According to figures from the Scotch Whisky Association (SWA), 2023 exports could surpass £6 billion (US$7.5 billion) for only the second time in the industry’s history after 2019. Yearly figures will not be released until February, but so far, they are up 17% on 2019.
Another report published by Euromonitor International forecasts that sales of nine-litre cases are expected to reach 102 million in 2023, a rise from 98.9 million in 2022. With a value of US$63.4 million, 2023 figures are expected to surpass US$59.9 million in 2022.
Scotch Whisky Poised to Celebrate Even With Bad News
There is some bad news, however. In August the UK increased spirits duty by 10.1%. This move was widely condemned by the Scotch industry. While last month’s autumn statement froze alcohol duty until 1 August 2024, spirits remain higher in tax than beer, wine, and cider.
“The tax framework in the UK disproportionately penalizes whisky – and that framework does not look like it will be changed any time soon,” says Kieran Healey-Ryder, head of whisky discovery for Whyte & Mackay.
Mark Kent, CEO of the SWA, adds: “Fair taxation and support from the government in our home market is important – not only does it give the industry the confidence and stability to grow and invest, but it sets a precedent for the treatment of Scotch whisky in our global markets.”

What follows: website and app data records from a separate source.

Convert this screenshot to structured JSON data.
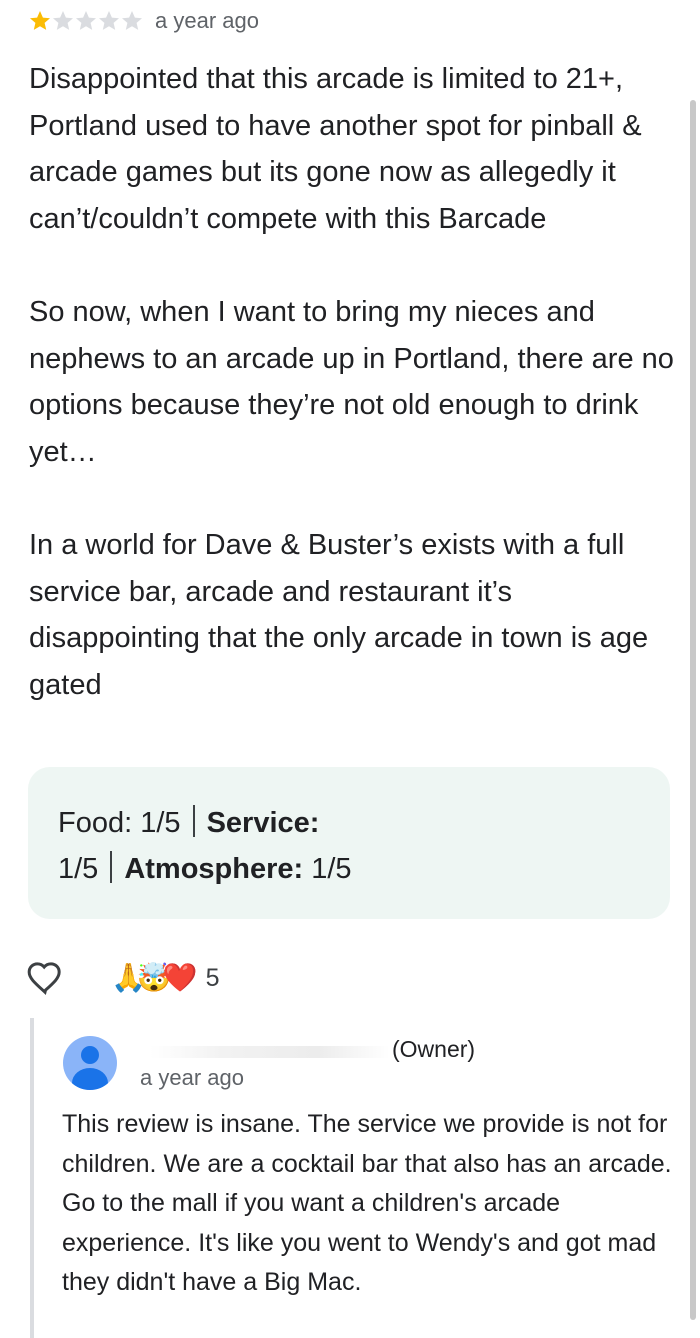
{
  "review": {
    "rating": 1,
    "max_rating": 5,
    "time_ago": "a year ago",
    "paragraphs": [
      "Disappointed that this arcade is limited to 21+, Portland used to have another spot for pinball & arcade games but its gone now as allegedly it can’t/couldn’t compete with this Barcade",
      "So now, when I want to bring my nieces and nephews to an arcade up in Portland, there are no options because they’re not old enough to drink yet…",
      "In a world for Dave & Buster’s exists with a full service bar, arcade and restaurant it’s disappointing that the only arcade in town is age gated"
    ],
    "subratings": {
      "food_label": "Food:",
      "food_value": "1/5",
      "service_label": "Service:",
      "service_value": "1/5",
      "atmosphere_label": "Atmosphere:",
      "atmosphere_value": "1/5"
    },
    "reactions": {
      "emojis": [
        "🙏",
        "🤯",
        "❤️"
      ],
      "count": "5"
    }
  },
  "owner_response": {
    "label": "(Owner)",
    "time_ago": "a year ago",
    "text": "This review is insane. The service we provide is not for children. We are a cocktail bar that also has an arcade. Go to the mall if you want a children's arcade experience. It's like you went to Wendy's and got mad they didn't have a Big Mac."
  },
  "colors": {
    "star_filled": "#fbbc04",
    "star_empty": "#dadce0",
    "subratings_bg": "#eef6f3",
    "avatar_bg": "#8ab4f8"
  }
}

However, Healey-Ryder anticipates a new issue on the horizon: “There is a growing demand for casks, which are typically coming from the US for the initial maturation. The industry has grown faster than the availability of casks.” He adds that a cask shortage would call into question whether Scotch should be redefined: “It’s defined in law that there’s a three-year initial maturation in oak. At what point is American white oak not available enough that that might need to change? That might not be next year, or within three years, or five – but there’s pressure on cask availability.”